usual strategy is to seek a systematic, recursive way of specifying the
meaning(s) of a complex expression (a phrase or sentence) in terms of
the meaning(s) of its constituents and its syntactic structure (see
Larson and Segal 1995 for a detailed implementation). Underlying this
strategy is the principle of semantic COMPOSITIONALITY, which seems
needed to explain how a natural language is learnable (but see Schiffer
1987). But there are difficulties for compositionality, e.g. regarding
the philosophically puzzling cases of conditional sentences and
propositional attitude ascriptions, as well as various constructions of
concern to linguists, such as genitive and adjectival modification. For
example, although 'Rick's team' is a so-called possessive phrase, Rick's
team need not be the team Rick owns--it might be the team he plays for,
coaches, or just roots for (not that any relation will do). Or consider
how the force of the adjective 'fast' varies in the phrases 'fast car,'
'fast driver,' 'fast track,' and 'fast race' (see Pustejovsky 1995 for a
computational approach to such problems).
The study of speaker's meaning belongs to PRAGMATICS. What a speaker
means in uttering a sentence is not just a matter of what his words

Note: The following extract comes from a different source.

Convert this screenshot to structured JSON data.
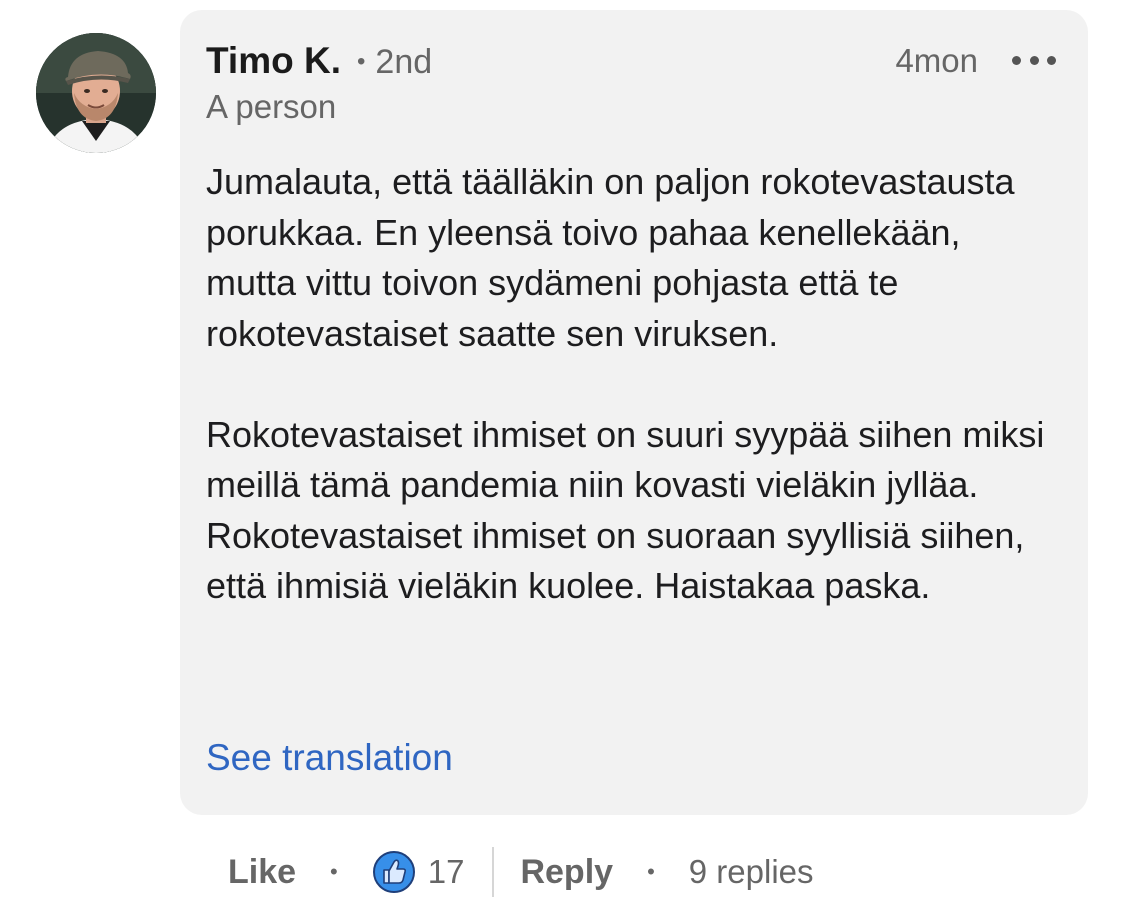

mean, for he might mean something other than or more than what he says.
For example, one might use "You're another Shakespeare" to mean that
someone has little literary ability and "The door is over there" to mean
not only that but also that the person should leave. The listener has to
figure out such things, and also resolve any AMBIGUITY or VAGUENESS in
the utterance and identify the references of any INDEXICALS AND
DEMONSTRATIVES. GRICE (1989) ingeniously proposed that communicating
involves a distinctive sort of audience-directed intention: that one's
audience is to recognize one's intention partly on the supposition that
they are intended to recognize it. This idea, which has important
applications to GAME THEORY (communication is a kind of cooperative
game), is essential to explaining how a speaker can make himself
understood even if he does not make fully explicit what he means, as in
IMPLICATURE. Understanding a speaker is not just a matter of
understanding his words but of identifying his communicative intention.
One must rely not just on knowledge of their linguistic meaning but also
on collateral information that one can reasonably take the speaker to be
intending one to rely on (see Bach and Harnish 1979 for a detailed
account). Communication is essentially an intentional-inferential
affair, and linguistic meaning is just the input
to the inference.
see also INDIVIDUALISM, NARROW CONTENT, SENSE AND REFERENCE,
THEORIES OF REFERENCE
Bach, K and R. M. Harnish, 1979, *Linguistic Communication and
Speech Acts*. Cambridge: MIT Press.
Chomsky, N., 1986, *Knowledge of Language*. New
Chomsky, N., 1995, 'Language and nature.' *Mind*
Davidson, D., 1984, *Essays on Truth and Interpretation*. Oxford:
Oxford University Press.
Grice, P., 1989, *Studies in the Way of Words*. Cambridge, Mass.,
Harvard University Press.
Hale, B. and C. Wright, eds., 1997, *The Blackwell Companion to
the Philosophy of Language*. Oxford: Blackwell
Katz, J. J., 1990, *The Metaphysics of Meaning*. Cambridge, Mass.:
Kripke, S., 1982, *Wittgenstein on Rules and Private Language*.
Cambridge, Mass: Harvard University Press.
Larson, R., & G. Segal. 1995, *Knowledge of Meaning*. Cambridge,
Mass.: MIT Press.
Lyons, J., 1995, *Linguistic Semantics: An Introduction*. Cambridge,
Eng.: Cambridge University Press.
Pustejovksy, J., 1995, *The Generative Lexicon*. Cambridge, Mass.:
Putnam, H., 1975, 'The meaning of "meaning".' In *Language, Mind, and
Knowledge*, K. Gunderson, ed. Minneapolis: University of Minnesota
Press, pp. 131-193.
Quine, W.V., 1960, *Word and Object*. Cambridge,
Mass.: MIT Press.
Schiffer, S., 1972, *Meaning*. Oxford: Oxford University
Schiffer, S., 1987, *The Remnants of Meaning*. Cambridge, Mass.:
Wittgenstein, L., 1953, *Philosophical Investigations*. New York: